Believe! The magic of low-code platforms

With so many service lines needing digitisation, some councils including Croydon are now exploring the new marketplace of "low-code platforms" to rapidly create new apps and digital services at scale.

If you’re like me, you may view low-code and no-code platforms in the same way you view unicorns. You’ve heard of them, but you’ve never actually seen one, so you can’t be sure they exist…

The promise of these low- and no-code platforms is that they like boxes of Lego bricks, each brick being a capability within an app or a service. You can drag and drop them into different combinations to make an app in a rapid and scaleable way. For a local authority, where we have a broad spectrum of services that need apps, the idea of a tool to rapidly build and iterate digital services is something of a holy grail. Or, to avoid mixing my metaphors, a unicorn.
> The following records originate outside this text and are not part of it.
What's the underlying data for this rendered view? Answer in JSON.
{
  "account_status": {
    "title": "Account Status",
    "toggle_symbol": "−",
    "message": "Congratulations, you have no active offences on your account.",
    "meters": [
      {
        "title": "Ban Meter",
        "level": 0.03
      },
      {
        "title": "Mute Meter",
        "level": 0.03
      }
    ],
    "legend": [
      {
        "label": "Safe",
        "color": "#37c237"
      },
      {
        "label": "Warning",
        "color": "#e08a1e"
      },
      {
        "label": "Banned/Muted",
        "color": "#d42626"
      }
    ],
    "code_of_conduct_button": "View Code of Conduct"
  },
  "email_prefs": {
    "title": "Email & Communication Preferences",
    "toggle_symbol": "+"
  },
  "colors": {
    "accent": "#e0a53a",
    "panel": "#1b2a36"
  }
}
I’ve seen some that come close on first glance, but when I approached them, it became apparent that they were actually just horses with a fake horn stuck on. Fine strong horses, but not the full unicorn. They were rapid application development platforms, but they still required the use of code to be truly flexible.

Well that may have just changed.

Croydon Council has just entered into a contract with Netcall to trial their Liberty Create platform. Liberty Create is one of several comparable platforms on the emerging low-code market, and it happens to be the one we picked after going through the procurement process. This isn’t intended as a sales pitch for Netcall as it could apply to any number of the platforms out there – but Liberty Create is the one I can speak about from experience.

Last week I attended a 3-day training session along with other colleagues from CDS and I am seriously impressed. In just 3 days in the training environment we created a perfectly usable help desk application. It was a minimum viable product that did everything you would expect a helpdesk management system to do, and no code was used. Not a single line of Javascript, C# or Python. It was all accomplished with out-of-the-box functionality.

In the past we have perhaps struggled in Croydon to get the balance right between the user journey and the requirements of our organisation. We’ve tended to tailor our online solutions more towards the council’s internal teams than the customer. I believe tools like Liberty Create, and the great improvements being made with the new website project, will allow us to really meet our user needs. User-centred design is after all at the heart of what we want to do in Croydon.

I came away from these training sessions with quite a few ideas about how the platform could be used in Croydon. It’s still early days, and work is underway to ensure we make the best use of the platform. But the future is looking bright.

Whilst I was in training, some of my colleagues were in Bedford at the first Liberty Create developer forum. They met with other local authorities and private companies already using the platform, alongside Netcall’s own developers. They saw presentations from Adur & Worthing and Cumbria, demonstrating whole line of business applications and how to create simple integrations with Department for Transport, DVSA and Google services. Talks of collaboration echoed around the room and many LinkedIn invites were sent. Paul Brewer from Adur & Worthing has already written an excellent post on what the future holds for our 2 councils. There is so much potential for sharing knowledge, designs, capabilities and applications.

I have seen the light, I know that low-code platforms do exist. It can surely only be a matter of time now before I see a unicorn.

2 thoughts on “Believe! The magic of low-code platforms”

Jonathan Douglas Holden 2nd March 2020 at 3:05 pm

I’d be really keen to see how WCAG compliant these websites would be.

    Richard Billington 3rd March 2020 at 12:00 pm

    You can create applications that are entirely compliant with WCAG 2.1 AA. The development team at Netcall went through a process of validating the rendered interfaces with the Digital Accessibility Centre (DAC). If you want any further detail then let me know.

Leave a comment

Your email address will not be published. Required fields are marked *

Latest posts

    Contact to Listing Owner

    Captcha Code